Task to complete: Only the lines holding the word "Large" are wanted; copy each of them from the listing.

**** Data in this exercise ****

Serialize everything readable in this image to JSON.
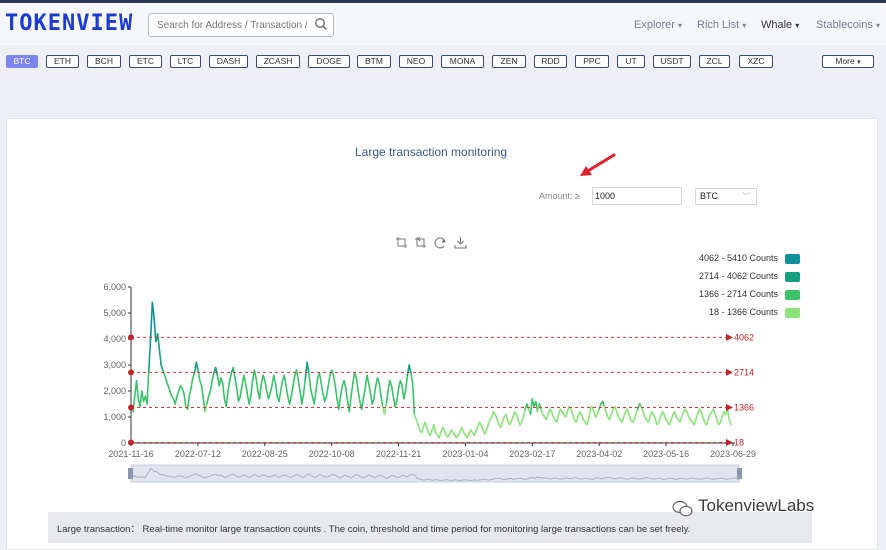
{
  "header": {
    "logo": "TOKENVIEW",
    "search_placeholder": "Search for Address / Transaction / Blc",
    "nav": [
      {
        "label": "Explorer",
        "caret": "▾"
      },
      {
        "label": "Rich List",
        "caret": "▾"
      },
      {
        "label": "Whale",
        "caret": "▾"
      },
      {
        "label": "Stablecoins",
        "caret": "▾"
      }
    ]
  },
  "coins": [
    "BTC",
    "ETH",
    "BCH",
    "ETC",
    "LTC",
    "DASH",
    "ZCASH",
    "DOGE",
    "BTM",
    "NEO",
    "MONA",
    "ZEN",
    "RDD",
    "PPC",
    "UT",
    "USDT",
    "ZCL",
    "XZC"
  ],
  "more_label": "More",
  "active_coin": "BTC",
  "monitor": {
    "title": "Large transaction monitoring",
    "amount_label": "Amount: ≥",
    "amount_value": "1000",
    "coin_value": "BTC"
  },
  "icons": [
    "zoom-select-icon",
    "zoom-reset-icon",
    "restore-icon",
    "download-icon"
  ],
  "chart_data": {
    "type": "line",
    "ylim": [
      0,
      6000
    ],
    "yticks": [
      0,
      1000,
      2000,
      3000,
      4000,
      5000,
      6000
    ],
    "ytick_labels": [
      "0",
      "1,000",
      "2,000",
      "3,000",
      "4,000",
      "5,000",
      "6,000"
    ],
    "xtick_labels": [
      "2021-11-16",
      "2022-07-12",
      "2022-08-25",
      "2022-10-08",
      "2022-11-21",
      "2023-01-04",
      "2023-02-17",
      "2023-04-02",
      "2023-05-16",
      "2023-06-29"
    ],
    "thresholds": [
      4062,
      2714,
      1366,
      18
    ],
    "legend": [
      {
        "label": "4062 - 5410 Counts",
        "color": "#0f8f9a"
      },
      {
        "label": "2714 - 4062 Counts",
        "color": "#13a07e"
      },
      {
        "label": "1366 - 2714 Counts",
        "color": "#3cc26a"
      },
      {
        "label": "18 - 1366 Counts",
        "color": "#8be37a"
      }
    ],
    "series": [
      {
        "values": [
          1200,
          1800,
          2400,
          1700,
          1400,
          2000,
          1600,
          1800,
          1500,
          2800,
          4000,
          5410,
          4800,
          3900,
          4200,
          3600,
          3000,
          2800,
          2600,
          2400,
          2200,
          2000,
          1800,
          1700,
          1500,
          1800,
          2000,
          2200,
          2100,
          1900,
          1400,
          1300,
          1800,
          2100,
          2500,
          2700,
          3100,
          2800,
          2400,
          2200,
          1700,
          1200,
          1500,
          1800,
          2000,
          2400,
          2700,
          2900,
          2600,
          2200,
          2500,
          2300,
          1700,
          1400,
          2000,
          2400,
          2700,
          2900,
          2500,
          2100,
          1600,
          1800,
          2200,
          2600,
          2300,
          1900,
          1500,
          1800,
          2400,
          2800,
          2500,
          2000,
          1700,
          2300,
          2600,
          2400,
          2000,
          1700,
          1900,
          2200,
          2600,
          2300,
          1800,
          1600,
          2000,
          2400,
          2600,
          2200,
          1800,
          1500,
          1800,
          2200,
          2600,
          2800,
          2400,
          2000,
          1500,
          1900,
          2500,
          3100,
          2700,
          2100,
          1800,
          1500,
          2000,
          2500,
          2700,
          2300,
          1900,
          1600,
          1800,
          2200,
          2600,
          2800,
          2600,
          2200,
          1700,
          1300,
          1800,
          2200,
          2400,
          2100,
          1600,
          1200,
          1800,
          2300,
          2700,
          2500,
          2000,
          1600,
          1300,
          1700,
          2100,
          2600,
          2300,
          1900,
          1500,
          1700,
          2200,
          2500,
          2300,
          1800,
          1400,
          1100,
          1500,
          2000,
          2400,
          2200,
          1800,
          1400,
          1600,
          2100,
          2400,
          2200,
          1700,
          2000,
          2600,
          3000,
          2700,
          2300,
          1100,
          900,
          700,
          500,
          400,
          600,
          800,
          600,
          400,
          300,
          500,
          700,
          400,
          300,
          200,
          400,
          600,
          500,
          300,
          250,
          350,
          500,
          400,
          300,
          200,
          300,
          450,
          600,
          400,
          300,
          200,
          350,
          500,
          400,
          300,
          450,
          600,
          800,
          700,
          500,
          350,
          500,
          700,
          900,
          1000,
          1200,
          1100,
          900,
          700,
          600,
          800,
          1000,
          1100,
          900,
          700,
          800,
          1000,
          1200,
          1100,
          900,
          700,
          800,
          1000,
          1300,
          1500,
          1300,
          1100,
          1700,
          1400,
          1600,
          1200,
          1500,
          1300,
          1100,
          1000,
          900,
          1100,
          1300,
          1200,
          1000,
          900,
          800,
          1100,
          1300,
          1200,
          1100,
          1000,
          1200,
          1400,
          1300,
          1100,
          900,
          800,
          1000,
          1200,
          1100,
          900,
          800,
          700,
          900,
          1300,
          1400,
          1200,
          1000,
          1100,
          1300,
          1500,
          1600,
          1400,
          1200,
          1000,
          900,
          1100,
          1300,
          1400,
          1200,
          1000,
          900,
          800,
          1000,
          1200,
          1300,
          1100,
          900,
          800,
          900,
          1100,
          1300,
          1500,
          1400,
          1200,
          1000,
          900,
          800,
          1000,
          1200,
          1100,
          900,
          700,
          800,
          1000,
          1200,
          1100,
          900,
          800,
          700,
          900,
          1100,
          1200,
          1000,
          900,
          800,
          1000,
          1200,
          1300,
          1200,
          1000,
          900,
          800,
          700,
          900,
          1100,
          1300,
          1200,
          1000,
          800,
          700,
          900,
          1100,
          1200,
          1300,
          1100,
          900,
          700,
          800,
          1000,
          1200,
          1100,
          1300,
          900,
          700
        ]
      }
    ]
  },
  "footer_text": "Large transaction： Real-time monitor large transaction counts . The coin, threshold and time period for monitoring large transactions can be set freely.",
  "watermark": "TokenviewLabs"
}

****

Answer section:
    "title": "Large transaction monitoring",
  "footer_text": "Large transaction： Real-time monitor large transaction counts . The coin, threshold and time period for monitoring large transactions can be set freely.",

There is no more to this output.